I am broadly interested in the social and economic history of the late medieval Mediterranean (c. 1150-1450), with a particular focus on Catalonia in the thirteenth and fourteenth centuries. Some of my previous research projects have focused on apprenticeship, artisanal labor and guild formation in medieval Catalonia, and on the unexpected commercial networks that brought Tuscan merchants from inland Italian hill-towns across the Mediterranean and into the inner Pyrenees. My broader interests include medieval economic development, inter-regional economic connectivity, artisanal production, notarial culture and new methods for using notarial sources, women’s economic activities, family structure and demography, and the use of quantitative/statistical methods and relational databases for historical inquiry.
I am currently pursuing research in a number of directions. Most significantly, my current book project examines the economic development and shifting economic connectivity of a medium-sized town in the Catalan Pyrenees, Puigcerdà, and its surrounding valley, Cerdanya, during a key period of economic transition (from 1260 to 1360), when the European economy broadly transitioned from prolonged growth to enduring recession. In the late thirteenth century the Cerdanian economy grew considerably as it became centered on the production of cloth for export, and Puigcerdà’s cloth came to be regularly exported into Catalonia, Aragon, Navarre, Castile and across the Mediterranean. But the region’s population and economy contracted considerably in the 1340s, after the fall of the independent Crown of Mallorca, of which it had been a part; it then entered an enduring economic and demographic decline as it found itself increasingly on the periphery of an ever more economically and politically centralized Crown of Aragon.
I am also examining the structures of economic activity and of rural and urban society in a number of other projects. My work relies primarily on the use of notarial registers.
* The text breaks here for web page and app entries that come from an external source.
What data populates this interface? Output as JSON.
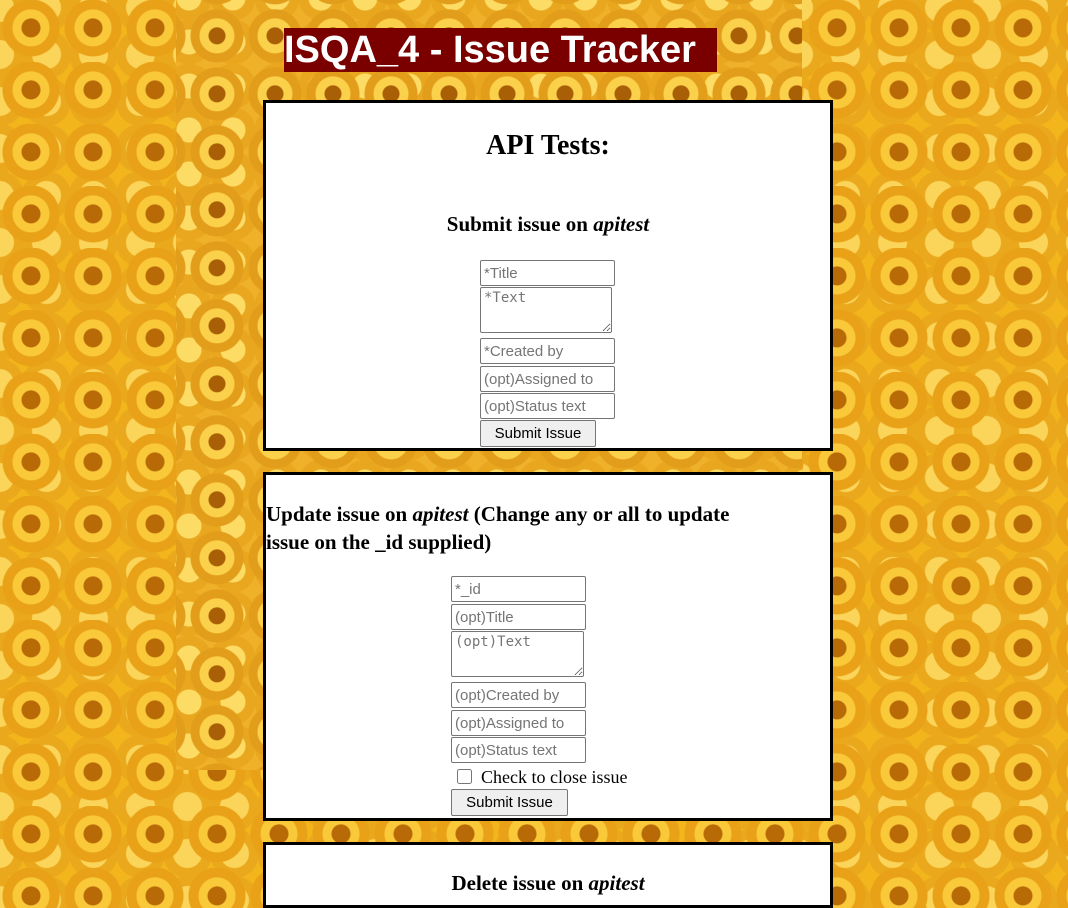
{
  "header": {
    "title": "ISQA_4 - Issue Tracker"
  },
  "api_tests": {
    "heading": "API Tests:",
    "submit": {
      "heading_prefix": "Submit issue on",
      "project": "apitest",
      "title_placeholder": "*Title",
      "text_placeholder": "*Text",
      "created_by_placeholder": "*Created by",
      "assigned_to_placeholder": "(opt)Assigned to",
      "status_text_placeholder": "(opt)Status text",
      "button_label": "Submit Issue"
    },
    "update": {
      "heading_prefix": "Update issue on",
      "project": "apitest",
      "heading_suffix_line1": "(Change any or all to update",
      "heading_suffix_line2": "issue on the _id supplied)",
      "id_placeholder": "*_id",
      "title_placeholder": "(opt)Title",
      "text_placeholder": "(opt)Text",
      "created_by_placeholder": "(opt)Created by",
      "assigned_to_placeholder": "(opt)Assigned to",
      "status_text_placeholder": "(opt)Status text",
      "close_label": "Check to close issue",
      "button_label": "Submit Issue"
    },
    "delete": {
      "heading_prefix": "Delete issue on",
      "project": "apitest"
    }
  }
}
These are books of daily legal and economic acts (such as wills, marriages, labor contracts, sales, loans, etc.), which record the activities of common medieval men and women and offer unprecedented insight into their lives. I thus also research the spread of notarial culture in the medieval Mediterranean and seek to find new quantitative methods to unlock the potential of notarial sources. I am currently developing a method for how to estimate the size of medieval populations based on appearances within notarial sources which will offer new insight into medieval demographic trends prior to the advent of the first tax censuses in the late fourteenth century. I am also currently examining women’s representation and participation in medieval Catalan notarial acts and the extent to which this does and does not accurately represent their participation in the medieval Catalan economy.
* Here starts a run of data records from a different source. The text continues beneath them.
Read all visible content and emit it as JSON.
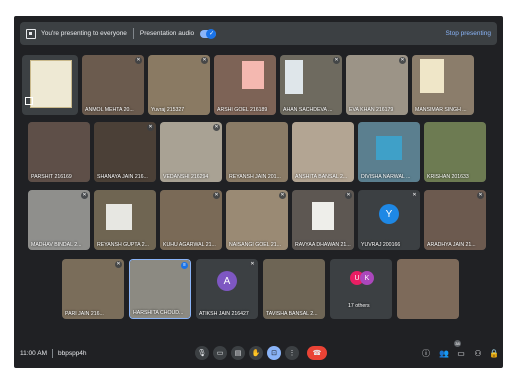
{
  "banner": {
    "presenting_text": "You're presenting to everyone",
    "audio_label": "Presentation audio",
    "stop_label": "Stop presenting"
  },
  "tiles": [
    {
      "name": "",
      "bg": "#d8d2bf"
    },
    {
      "name": "ANMOL MEHTA 20...",
      "bg": "#6b5b4e"
    },
    {
      "name": "Yuvraj 215327",
      "bg": "#8a7a63"
    },
    {
      "name": "ARSHI GOEL 216189",
      "bg": "#7d6356"
    },
    {
      "name": "AHAN SACHDEVA ...",
      "bg": "#6e6a5f"
    },
    {
      "name": "EVA KHAN 216179",
      "bg": "#9c9487"
    },
    {
      "name": "MANSIMAR SINGH ...",
      "bg": "#8b7d6b"
    },
    {
      "name": "PARSHIT 216169",
      "bg": "#5e4f48"
    },
    {
      "name": "SHANAYA JAIN 216...",
      "bg": "#4b4037"
    },
    {
      "name": "VEDANSHI 216294",
      "bg": "#a9a294"
    },
    {
      "name": "REYANSH JAIN 201...",
      "bg": "#8a7b66"
    },
    {
      "name": "ANSHITA BANSAL 2...",
      "bg": "#b3a593"
    },
    {
      "name": "DIVISHA NARWAL ...",
      "bg": "#5b7f8f"
    },
    {
      "name": "KRISHAN 201633",
      "bg": "#6d7b52"
    },
    {
      "name": "MADHAV BINDAL 2...",
      "bg": "#8f8f8c"
    },
    {
      "name": "REYANSH GUPTA 2...",
      "bg": "#6f6552"
    },
    {
      "name": "KUHU AGARWAL 21...",
      "bg": "#7a6a57"
    },
    {
      "name": "NAISANGI GOEL 21...",
      "bg": "#9a8a74"
    },
    {
      "name": "RAVYAA DHAWAN 21...",
      "bg": "#5d5752"
    },
    {
      "name": "YUVRAJ 200166",
      "bg": "#3c4043"
    },
    {
      "name": "ARADHYA JAIN 21...",
      "bg": "#6c5a4f"
    },
    {
      "name": "PARI JAIN 216...",
      "bg": "#7a6d5a"
    },
    {
      "name": "HARSHITA CHOUD...",
      "bg": "#8c8a82"
    },
    {
      "name": "ATIKSH JAIN 216427",
      "bg": "#3c4043"
    },
    {
      "name": "TAVISHA BANSAL 2...",
      "bg": "#6e6555"
    },
    {
      "name": "17 others",
      "bg": "#3c4043"
    },
    {
      "name": "",
      "bg": "#7d6a5a"
    }
  ],
  "avatars": {
    "yuvraj": "Y",
    "atiksh": "A",
    "others_u": "U",
    "others_k": "K"
  },
  "bottom": {
    "time": "11:00 AM",
    "meeting_code": "bbpspp4h",
    "people_count": "38"
  },
  "colors": {
    "accent": "#8ab4f8",
    "end_call": "#ea4335",
    "frame": "#202124",
    "tile": "#3c4043"
  }
}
My research has been supported by a Fulbright U.S. Student Grant to Spain, a Frederic C. Lane Dissertation Grant from the Medieval Academy of America, and a Lynn White Fellowship from the UCLA Center for Medieval and Renaissance Studies among other sources.